(Entries from a dataset of interfaces)
----------------------------------------
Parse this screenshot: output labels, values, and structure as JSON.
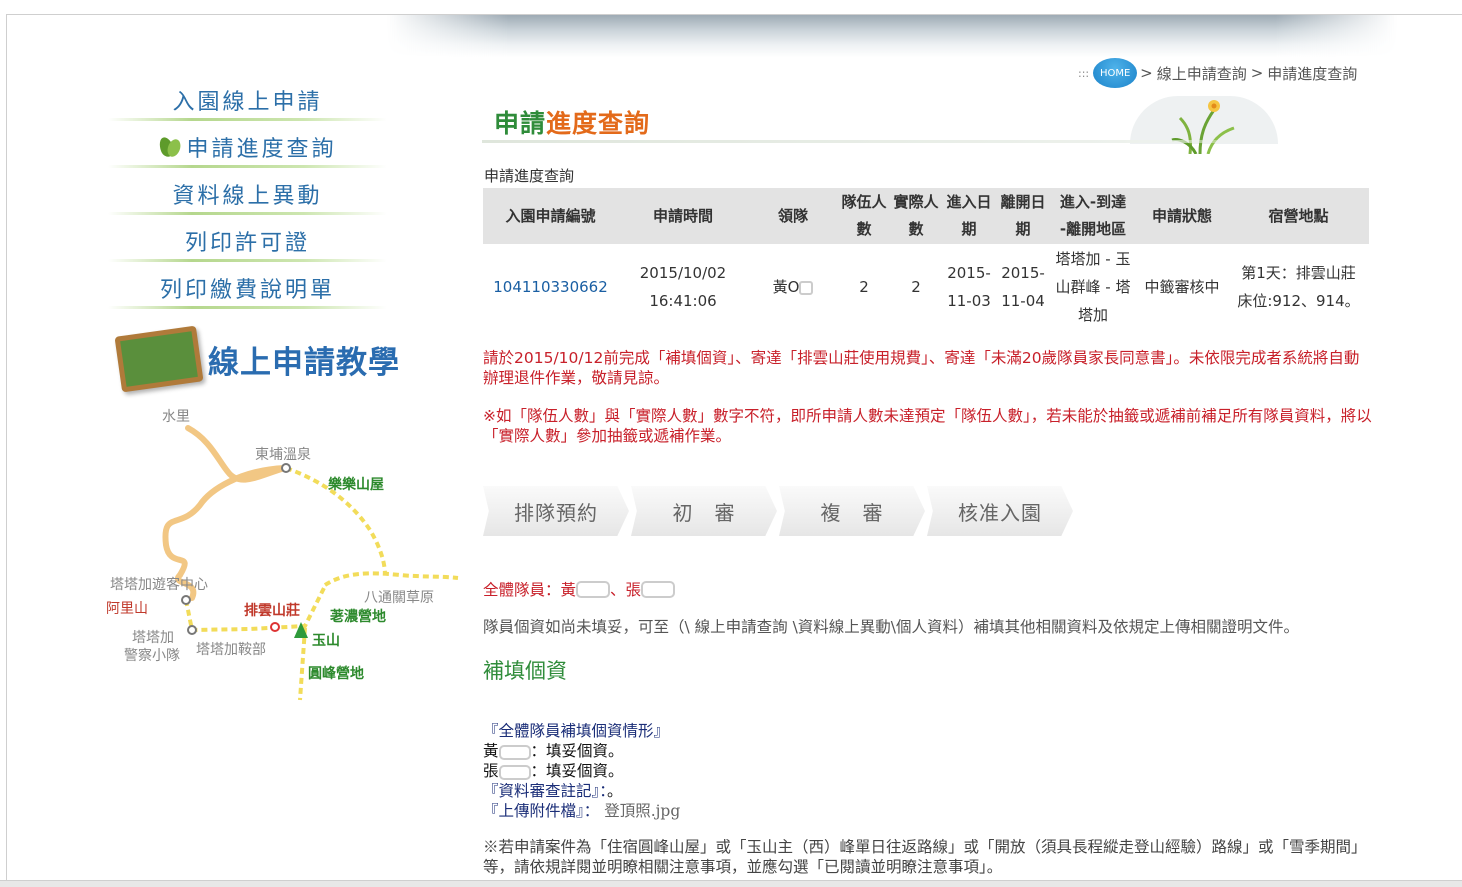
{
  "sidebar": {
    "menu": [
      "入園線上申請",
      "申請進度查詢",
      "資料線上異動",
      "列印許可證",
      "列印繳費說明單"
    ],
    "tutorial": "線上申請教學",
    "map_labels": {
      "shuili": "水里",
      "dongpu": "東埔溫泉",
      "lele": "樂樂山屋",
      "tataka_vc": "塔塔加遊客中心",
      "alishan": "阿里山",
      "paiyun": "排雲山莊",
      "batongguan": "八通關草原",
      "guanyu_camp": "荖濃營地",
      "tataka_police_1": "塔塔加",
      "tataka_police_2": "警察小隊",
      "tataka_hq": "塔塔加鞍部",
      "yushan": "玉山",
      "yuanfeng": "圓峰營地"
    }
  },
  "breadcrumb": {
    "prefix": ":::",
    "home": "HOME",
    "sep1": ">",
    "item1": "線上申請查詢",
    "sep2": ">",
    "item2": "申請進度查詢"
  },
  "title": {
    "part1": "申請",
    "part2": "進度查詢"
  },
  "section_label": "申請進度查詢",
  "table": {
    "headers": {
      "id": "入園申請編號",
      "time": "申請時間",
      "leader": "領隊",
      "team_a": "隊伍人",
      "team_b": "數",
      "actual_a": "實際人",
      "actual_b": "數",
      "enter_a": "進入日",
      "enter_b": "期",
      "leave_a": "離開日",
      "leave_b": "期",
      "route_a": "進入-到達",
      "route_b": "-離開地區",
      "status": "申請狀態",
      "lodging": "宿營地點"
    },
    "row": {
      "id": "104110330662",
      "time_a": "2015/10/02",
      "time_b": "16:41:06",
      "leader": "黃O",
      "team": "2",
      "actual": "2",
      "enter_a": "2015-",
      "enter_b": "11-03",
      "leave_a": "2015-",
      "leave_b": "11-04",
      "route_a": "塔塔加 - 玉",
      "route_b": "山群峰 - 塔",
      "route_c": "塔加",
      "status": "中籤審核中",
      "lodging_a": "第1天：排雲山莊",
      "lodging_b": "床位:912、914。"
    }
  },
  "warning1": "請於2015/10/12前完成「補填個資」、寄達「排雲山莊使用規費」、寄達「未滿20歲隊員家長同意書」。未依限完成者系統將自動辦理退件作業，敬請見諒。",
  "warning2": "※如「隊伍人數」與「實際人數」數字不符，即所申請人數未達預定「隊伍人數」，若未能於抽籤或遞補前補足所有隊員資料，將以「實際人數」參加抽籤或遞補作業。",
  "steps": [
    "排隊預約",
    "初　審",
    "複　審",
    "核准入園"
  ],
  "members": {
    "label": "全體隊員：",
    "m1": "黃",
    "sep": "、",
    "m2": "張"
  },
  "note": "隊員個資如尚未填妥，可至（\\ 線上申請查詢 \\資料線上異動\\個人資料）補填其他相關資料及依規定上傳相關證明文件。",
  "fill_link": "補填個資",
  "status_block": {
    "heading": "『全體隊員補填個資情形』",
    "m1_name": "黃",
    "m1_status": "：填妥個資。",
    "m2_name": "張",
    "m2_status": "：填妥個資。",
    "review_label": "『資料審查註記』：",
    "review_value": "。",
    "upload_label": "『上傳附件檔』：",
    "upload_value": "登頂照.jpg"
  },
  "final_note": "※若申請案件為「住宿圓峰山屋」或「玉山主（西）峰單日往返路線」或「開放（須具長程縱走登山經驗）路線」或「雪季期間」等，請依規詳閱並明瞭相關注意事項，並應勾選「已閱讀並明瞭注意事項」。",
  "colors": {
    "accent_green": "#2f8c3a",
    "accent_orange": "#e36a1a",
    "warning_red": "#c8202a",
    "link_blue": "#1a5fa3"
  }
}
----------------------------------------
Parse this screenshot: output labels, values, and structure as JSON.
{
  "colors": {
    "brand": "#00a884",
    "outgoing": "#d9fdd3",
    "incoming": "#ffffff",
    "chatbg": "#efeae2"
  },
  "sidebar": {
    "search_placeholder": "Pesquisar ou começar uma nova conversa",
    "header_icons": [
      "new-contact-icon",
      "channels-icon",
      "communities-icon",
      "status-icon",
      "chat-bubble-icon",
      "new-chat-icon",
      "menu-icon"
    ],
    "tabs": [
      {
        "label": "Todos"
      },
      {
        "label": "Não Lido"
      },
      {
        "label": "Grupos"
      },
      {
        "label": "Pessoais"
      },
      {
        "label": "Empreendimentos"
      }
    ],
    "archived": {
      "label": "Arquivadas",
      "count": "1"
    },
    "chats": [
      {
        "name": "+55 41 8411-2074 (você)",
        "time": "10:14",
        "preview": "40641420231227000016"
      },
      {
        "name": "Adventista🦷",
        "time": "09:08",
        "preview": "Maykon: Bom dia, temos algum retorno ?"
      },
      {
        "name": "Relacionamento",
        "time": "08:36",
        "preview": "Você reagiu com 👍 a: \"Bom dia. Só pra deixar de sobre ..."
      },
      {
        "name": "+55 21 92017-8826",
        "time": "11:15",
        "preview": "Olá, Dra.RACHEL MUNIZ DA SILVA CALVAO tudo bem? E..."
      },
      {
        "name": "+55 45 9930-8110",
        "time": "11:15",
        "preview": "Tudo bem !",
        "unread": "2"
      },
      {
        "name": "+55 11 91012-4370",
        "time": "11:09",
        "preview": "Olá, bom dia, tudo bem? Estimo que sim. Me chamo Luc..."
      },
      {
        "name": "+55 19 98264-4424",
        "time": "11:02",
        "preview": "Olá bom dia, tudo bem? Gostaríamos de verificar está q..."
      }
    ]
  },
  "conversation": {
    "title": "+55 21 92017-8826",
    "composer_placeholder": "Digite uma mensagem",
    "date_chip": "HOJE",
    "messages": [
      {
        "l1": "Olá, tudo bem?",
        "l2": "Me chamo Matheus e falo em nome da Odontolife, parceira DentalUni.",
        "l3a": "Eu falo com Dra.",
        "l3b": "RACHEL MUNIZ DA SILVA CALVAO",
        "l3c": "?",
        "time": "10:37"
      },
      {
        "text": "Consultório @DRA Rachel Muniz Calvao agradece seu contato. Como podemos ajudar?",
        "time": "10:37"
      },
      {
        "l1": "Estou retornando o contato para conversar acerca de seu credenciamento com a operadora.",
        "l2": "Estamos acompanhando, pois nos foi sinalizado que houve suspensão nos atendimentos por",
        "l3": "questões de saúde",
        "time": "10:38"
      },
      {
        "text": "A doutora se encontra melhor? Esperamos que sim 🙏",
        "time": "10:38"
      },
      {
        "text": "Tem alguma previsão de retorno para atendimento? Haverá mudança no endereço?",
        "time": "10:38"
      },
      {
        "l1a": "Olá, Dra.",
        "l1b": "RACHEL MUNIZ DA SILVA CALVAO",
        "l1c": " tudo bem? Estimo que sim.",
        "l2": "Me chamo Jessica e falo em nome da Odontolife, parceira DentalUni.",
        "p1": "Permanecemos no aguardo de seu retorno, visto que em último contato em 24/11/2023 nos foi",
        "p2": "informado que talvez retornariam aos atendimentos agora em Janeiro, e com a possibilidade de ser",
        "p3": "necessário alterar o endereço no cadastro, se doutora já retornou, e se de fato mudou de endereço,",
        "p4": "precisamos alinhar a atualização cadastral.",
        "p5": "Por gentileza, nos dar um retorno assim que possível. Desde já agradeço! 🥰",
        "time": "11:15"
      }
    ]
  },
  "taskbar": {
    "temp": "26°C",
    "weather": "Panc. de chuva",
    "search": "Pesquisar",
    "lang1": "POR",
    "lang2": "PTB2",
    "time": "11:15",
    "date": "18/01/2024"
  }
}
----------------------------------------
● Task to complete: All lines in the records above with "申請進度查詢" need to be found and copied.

● Exercise output:
      "申請進度查詢",
    "item2": "申請進度查詢"
  "section_label": "申請進度查詢",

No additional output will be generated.